How much do I really make?
Breakdown my dollars!
When I got my first job, I knew exactly how much I made an hour because they offered me $4.00 an hour. (I'm old!) When you are paid a salary, you may forget what you make for an hour of work. Why is that important?
Have you ever thought about translating a purchase into the time it took you to earn enough to pay for it?
Here's a simple way to look at it using round numbers. Divide your salary by 2,000 hours. If you make $60,000, you are making roughly $30 an hour.
If your taxes and benefits are 30% of your paycheck, then your $30 an hour translates into bringing home $21 an hour with $9 an hour paying your taxes and benefits, like health insurance. [I am using 30% as an estimate of taxes and benefits. This varies. To calculate your personal take home percentage, divide your take home pay (net wages) by your gross wages.]
Taxes & fringe benefits per hour
Take home pay per hour
Now that you know one way to calculate what you make an hour, how can you use that information?
Making your dollars work for you.
Suppose you are considering buying a new pair of boots. If those boots cost $105 and you made $60k a year, how does it feel to know that you worked five hours to pay for the boots? If the boots cost $210, how does it feel to know that you worked ten hours to pay for them?
The thing is, only you can answer the question. For some folks, that's a bargain. For others, the translation into hours of work makes the boots too expensive.
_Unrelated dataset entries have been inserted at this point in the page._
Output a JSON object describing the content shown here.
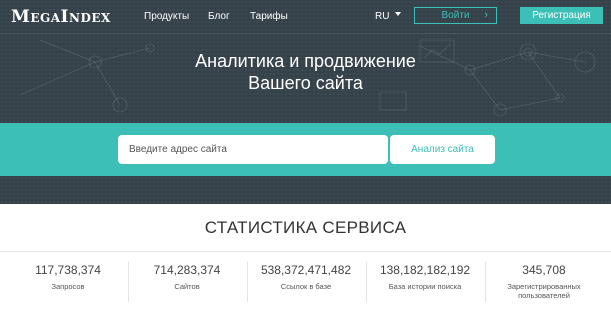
{
  "header": {
    "logo": "MegaIndex",
    "nav": [
      {
        "label": "Продукты"
      },
      {
        "label": "Блог"
      },
      {
        "label": "Тарифы"
      }
    ],
    "language": "RU",
    "login_label": "Войти",
    "register_label": "Регистрация"
  },
  "hero": {
    "title_line1": "Аналитика и продвижение",
    "title_line2": "Вашего сайта"
  },
  "search": {
    "placeholder": "Введите адрес сайта",
    "value": "",
    "button_label": "Анализ сайта"
  },
  "stats": {
    "title": "СТАТИСТИКА СЕРВИСА",
    "items": [
      {
        "value": "117,738,374",
        "label": "Запросов"
      },
      {
        "value": "714,283,374",
        "label": "Сайтов"
      },
      {
        "value": "538,372,471,482",
        "label": "Ссылок в базе"
      },
      {
        "value": "138,182,182,192",
        "label": "База истории поиска"
      },
      {
        "value": "345,708",
        "label": "Зарегистрированных пользователей"
      }
    ]
  },
  "colors": {
    "accent": "#3bbfb7",
    "header_bg": "#36424a"
  }
}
Know your hourly wage
If I know my hourly rate of take-home pay, I can use that as a quick tool to assess purchases. Once you have an idea of your take-home pay per hour you have a new lens to evaluate purchases. If you have had trouble in the past with making poor impulse purchase decisions, using this rule of thumb may be helpful.
How do you think knowing your true hourly rate of take home pay could influence your purchase decisions going forward? Share below many hours would you work for a great pair of boots? Are there other ways you can use this easy tool? Leave notes below to inspire others!